■ EXERCISE REQUIREMENTS: Go over the data and keep only the lines that include "name".

■ Data items:
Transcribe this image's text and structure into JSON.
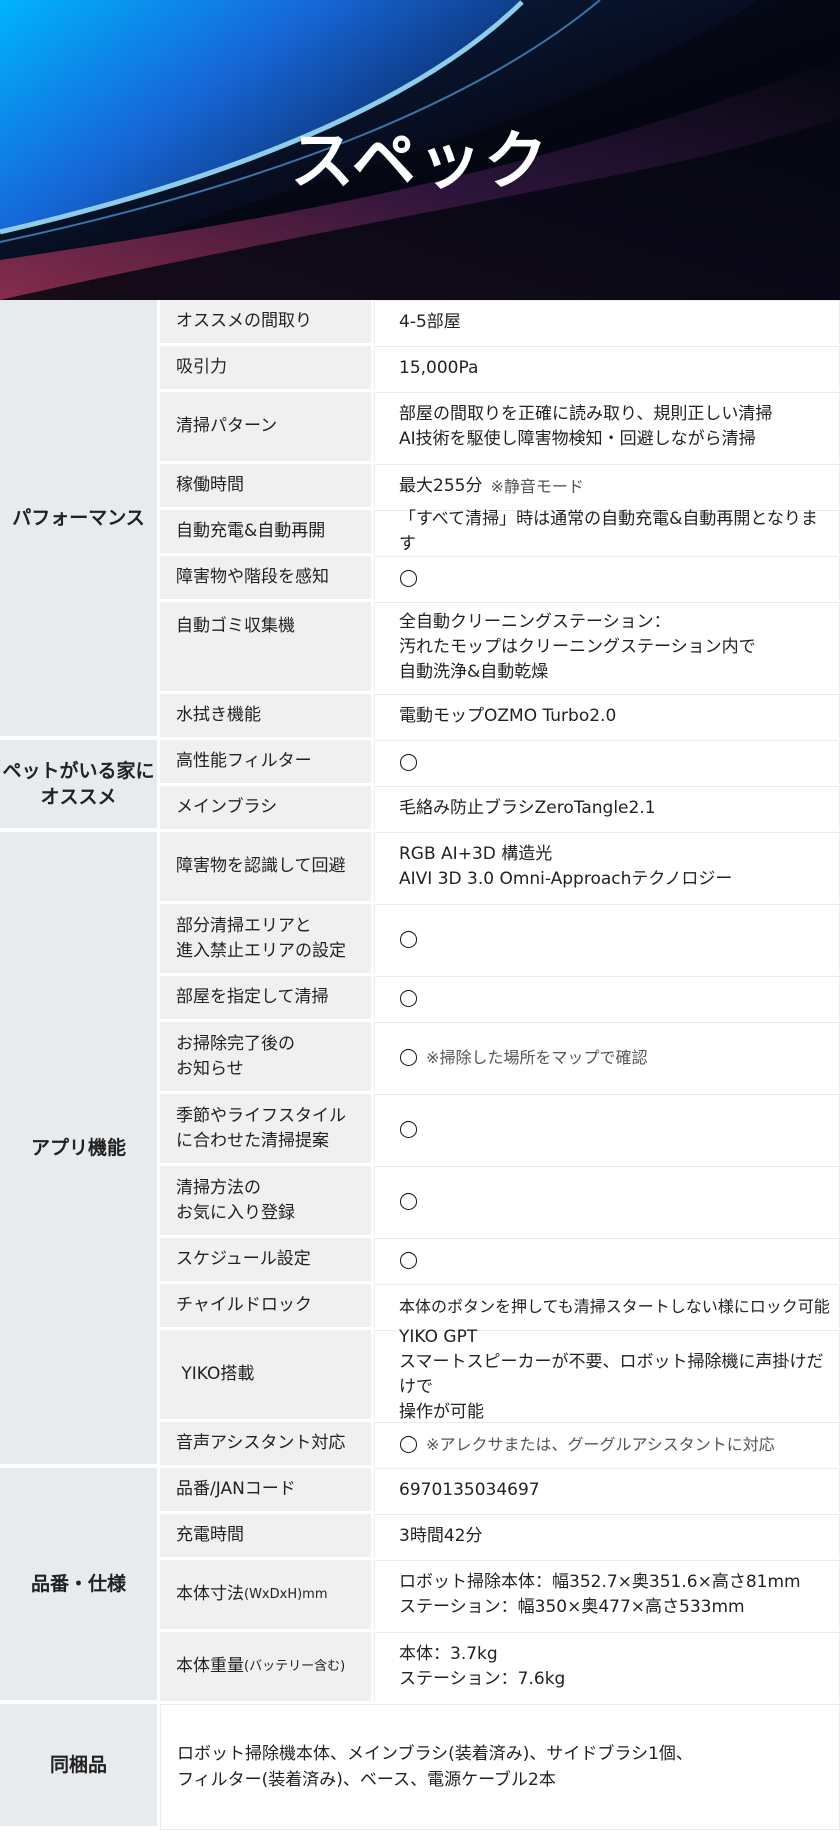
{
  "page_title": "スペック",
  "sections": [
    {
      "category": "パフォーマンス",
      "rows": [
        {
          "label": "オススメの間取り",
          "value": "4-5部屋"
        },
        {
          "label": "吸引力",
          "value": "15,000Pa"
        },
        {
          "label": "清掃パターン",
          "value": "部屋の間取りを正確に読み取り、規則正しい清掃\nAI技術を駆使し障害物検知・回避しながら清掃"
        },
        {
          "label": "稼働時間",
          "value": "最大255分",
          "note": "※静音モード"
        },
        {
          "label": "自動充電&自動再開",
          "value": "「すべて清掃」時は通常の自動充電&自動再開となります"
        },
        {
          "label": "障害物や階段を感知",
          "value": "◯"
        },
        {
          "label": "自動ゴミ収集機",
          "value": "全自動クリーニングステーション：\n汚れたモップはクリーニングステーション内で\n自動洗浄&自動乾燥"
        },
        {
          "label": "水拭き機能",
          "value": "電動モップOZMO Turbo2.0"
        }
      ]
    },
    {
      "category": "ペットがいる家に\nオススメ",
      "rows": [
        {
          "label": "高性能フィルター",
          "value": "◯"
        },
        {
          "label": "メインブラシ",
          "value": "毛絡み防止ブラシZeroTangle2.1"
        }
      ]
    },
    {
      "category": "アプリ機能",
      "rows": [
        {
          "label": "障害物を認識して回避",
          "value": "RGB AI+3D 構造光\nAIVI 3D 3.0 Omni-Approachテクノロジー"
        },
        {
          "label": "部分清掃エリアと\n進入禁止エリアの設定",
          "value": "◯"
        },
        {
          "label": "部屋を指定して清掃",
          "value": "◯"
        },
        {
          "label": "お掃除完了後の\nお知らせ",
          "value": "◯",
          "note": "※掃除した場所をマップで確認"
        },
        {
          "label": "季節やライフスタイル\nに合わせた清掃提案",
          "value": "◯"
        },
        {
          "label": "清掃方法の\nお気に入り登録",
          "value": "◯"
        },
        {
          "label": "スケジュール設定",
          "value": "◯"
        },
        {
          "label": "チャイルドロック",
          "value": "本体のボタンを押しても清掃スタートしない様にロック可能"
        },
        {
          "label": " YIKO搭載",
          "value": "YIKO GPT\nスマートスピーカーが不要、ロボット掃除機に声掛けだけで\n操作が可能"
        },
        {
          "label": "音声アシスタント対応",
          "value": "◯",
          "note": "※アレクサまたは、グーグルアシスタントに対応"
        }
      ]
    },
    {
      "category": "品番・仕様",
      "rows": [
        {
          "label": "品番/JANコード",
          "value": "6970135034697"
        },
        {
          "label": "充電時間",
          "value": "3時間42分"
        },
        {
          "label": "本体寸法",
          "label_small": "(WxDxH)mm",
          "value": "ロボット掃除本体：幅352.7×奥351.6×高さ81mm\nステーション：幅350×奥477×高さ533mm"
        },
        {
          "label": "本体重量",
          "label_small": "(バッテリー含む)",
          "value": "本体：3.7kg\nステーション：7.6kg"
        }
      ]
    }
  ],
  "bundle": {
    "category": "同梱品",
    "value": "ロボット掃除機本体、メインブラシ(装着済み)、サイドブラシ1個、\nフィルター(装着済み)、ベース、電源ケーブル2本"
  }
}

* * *

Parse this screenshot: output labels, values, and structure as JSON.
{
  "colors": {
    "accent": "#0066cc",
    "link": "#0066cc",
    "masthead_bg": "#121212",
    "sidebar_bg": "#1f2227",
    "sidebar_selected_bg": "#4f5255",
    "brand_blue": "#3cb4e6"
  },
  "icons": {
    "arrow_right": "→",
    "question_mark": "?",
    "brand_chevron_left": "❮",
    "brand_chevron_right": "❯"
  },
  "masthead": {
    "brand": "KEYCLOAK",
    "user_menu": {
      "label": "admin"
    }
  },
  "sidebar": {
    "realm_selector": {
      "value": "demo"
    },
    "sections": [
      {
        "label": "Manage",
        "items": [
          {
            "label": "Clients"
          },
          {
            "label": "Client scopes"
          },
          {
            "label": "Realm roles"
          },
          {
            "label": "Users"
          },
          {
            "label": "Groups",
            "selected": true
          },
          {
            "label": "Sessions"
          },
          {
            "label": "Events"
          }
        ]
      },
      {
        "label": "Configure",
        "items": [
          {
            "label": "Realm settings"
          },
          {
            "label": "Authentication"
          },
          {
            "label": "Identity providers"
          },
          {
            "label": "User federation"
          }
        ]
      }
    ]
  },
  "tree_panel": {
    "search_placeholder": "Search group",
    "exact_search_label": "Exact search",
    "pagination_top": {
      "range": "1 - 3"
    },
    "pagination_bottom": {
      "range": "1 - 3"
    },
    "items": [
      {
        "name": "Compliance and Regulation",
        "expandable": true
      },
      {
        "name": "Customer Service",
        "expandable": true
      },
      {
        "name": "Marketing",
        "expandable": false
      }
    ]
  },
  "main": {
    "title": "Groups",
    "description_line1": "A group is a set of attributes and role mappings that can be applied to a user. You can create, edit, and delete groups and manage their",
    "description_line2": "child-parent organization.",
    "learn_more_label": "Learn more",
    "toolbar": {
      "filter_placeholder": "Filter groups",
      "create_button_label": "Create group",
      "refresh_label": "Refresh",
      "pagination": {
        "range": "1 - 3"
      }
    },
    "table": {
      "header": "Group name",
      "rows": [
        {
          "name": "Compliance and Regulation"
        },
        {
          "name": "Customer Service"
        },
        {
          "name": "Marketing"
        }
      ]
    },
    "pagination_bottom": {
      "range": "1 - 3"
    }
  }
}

■ ANSWER SPACE:
        "name": "Compliance and Regulation",
        "name": "Customer Service",
        "name": "Marketing",
      "header": "Group name",
          "name": "Compliance and Regulation"
          "name": "Customer Service"
          "name": "Marketing"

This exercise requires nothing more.